What font to use - serif vs. sans-serif
A font is simply the typeface that you use in your document. Just about everything you create on your computer allows you to select the font, or typeface to use. A complete discussion on typography is well beyond what we want to tackle here, there are plenty of books written on the subject if you're interested. What we'll do with our discussion (as we do with most things), is boil it down to a gross over-simplification of the facts.
All we're going to talk about here are the two main styles of fonts - serif and sans-serif. As a picture is worth a thousand words:
Serifs are the small lines at the ends of the characters on the letters of the typeface. A serif font has those small lines, a sans-serif font does not.
Typical serif fonts are:
- Times, Times New Roman
- Courier, Courier New
- MS Serif
Typical sans-serif fonts are:
- MS Sans Serif
Ancient wisdom (well, at least since the days the heavy metal letterpress) tells us that we should use sans-serif fonts for titles, headers, and other short blocks of text, and serif fonts for the main body of the document. The reasoning behind this has to do with the purpose of the serifs. The serifs on the letters are designed to pull the text together, making it easier for your eye to transition from one letter to the next, then from one word to the next. In effect, the serifs 'pull' you through the document, and in doing so make the text easier to read. Therefore, long blocks of text will be easier to read if they are written with a serif font. Sans-serif fonts work well in short blocks of larger text, what you would typically find in titles and headings.
Now, before you go creating your next eBook about your pet rock you should know that reading text on a computer screen is considerably different than reading text on paper. The primary reason for this has to do with something called resolution. While making a detailed comparison of the relative resolution of paper and the average computer monitor would no doubt bore you to tears, for the purpose of our discussion we can say it is the number of ink 'dots' you can fit into every square inch of surface material. The smaller the dot the more you can fit into every square inch of, let's say, paper or computer screen. The more dots you can fit into every square inch the higher the resolution. The higher the resolution the easier it is to read. You can create smaller dots, thereby fitting more dots, onto every square inch of paper than you can on every square inch of your computer screen. Therefore, paper has a higher relative resolution than your computer screen. The logical conclusion then is that something printed on paper is easier to read than something 'printed' on your computer screen. Simple, huh?
Actually, technically I've taken some shortcuts here and it's really a whole lot more complicated than that. Still, I think everyone will agree that it is more difficult to read text on your computer screen than it is to read the same text on paper.

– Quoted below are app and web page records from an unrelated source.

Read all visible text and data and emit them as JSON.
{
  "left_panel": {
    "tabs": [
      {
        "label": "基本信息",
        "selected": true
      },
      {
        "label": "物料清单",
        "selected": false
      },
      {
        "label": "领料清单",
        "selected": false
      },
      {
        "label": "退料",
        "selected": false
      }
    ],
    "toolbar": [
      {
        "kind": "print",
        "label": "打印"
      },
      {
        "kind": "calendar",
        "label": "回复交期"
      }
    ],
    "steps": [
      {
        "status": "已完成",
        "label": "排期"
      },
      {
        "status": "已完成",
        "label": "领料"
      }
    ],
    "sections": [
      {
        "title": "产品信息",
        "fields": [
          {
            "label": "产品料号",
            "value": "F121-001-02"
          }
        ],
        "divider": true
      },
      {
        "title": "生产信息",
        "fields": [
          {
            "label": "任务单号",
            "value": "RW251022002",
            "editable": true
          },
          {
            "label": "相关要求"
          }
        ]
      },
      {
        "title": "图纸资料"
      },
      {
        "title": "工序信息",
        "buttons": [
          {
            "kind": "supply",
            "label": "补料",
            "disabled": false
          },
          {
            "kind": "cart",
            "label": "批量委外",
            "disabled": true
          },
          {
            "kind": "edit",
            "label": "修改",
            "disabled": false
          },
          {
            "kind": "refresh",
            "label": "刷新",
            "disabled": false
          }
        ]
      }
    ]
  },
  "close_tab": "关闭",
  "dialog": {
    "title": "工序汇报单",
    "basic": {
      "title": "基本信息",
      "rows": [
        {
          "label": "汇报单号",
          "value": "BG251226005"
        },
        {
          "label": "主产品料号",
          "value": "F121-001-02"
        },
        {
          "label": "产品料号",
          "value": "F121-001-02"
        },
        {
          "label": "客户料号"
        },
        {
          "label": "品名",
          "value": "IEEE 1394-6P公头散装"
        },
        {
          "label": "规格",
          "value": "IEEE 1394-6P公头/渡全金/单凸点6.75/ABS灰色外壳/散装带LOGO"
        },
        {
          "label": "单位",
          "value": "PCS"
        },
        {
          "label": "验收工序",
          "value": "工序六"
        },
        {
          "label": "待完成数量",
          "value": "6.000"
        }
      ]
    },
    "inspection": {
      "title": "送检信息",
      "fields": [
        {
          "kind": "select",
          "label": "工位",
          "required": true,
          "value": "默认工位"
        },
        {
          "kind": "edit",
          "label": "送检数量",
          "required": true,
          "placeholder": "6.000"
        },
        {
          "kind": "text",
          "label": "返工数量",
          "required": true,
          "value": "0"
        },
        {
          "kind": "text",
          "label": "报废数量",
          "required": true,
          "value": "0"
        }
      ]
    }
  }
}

For that reason you should not necessarily automatically use a serif font for long blocks of text, especially if the primary purpose of your document is to be read electronically. The small serifs can sometimes blur when you view them on your computer monitor, which will actually make your text more difficult to read, instead of making it easier. That's why the vast majority of websites (including this one) use a sans-serif font, instead of a serif font, for all of the text, regardless of the length of the document.
So what does this mean to you? Well, it always seems to come back to the primary purpose of the document. If you are creating something whose primary purpose is to be printed on paper, then the typical sans-serif for titles and headers, serif for the body of the text is probably best. However, if you're creating something that will primarily be viewed on the computer, you are probably better off sticking with a sans-serif font for everything.
- Anatomy of web fonts, an excellent,very detailed article on SitePoint on this same subject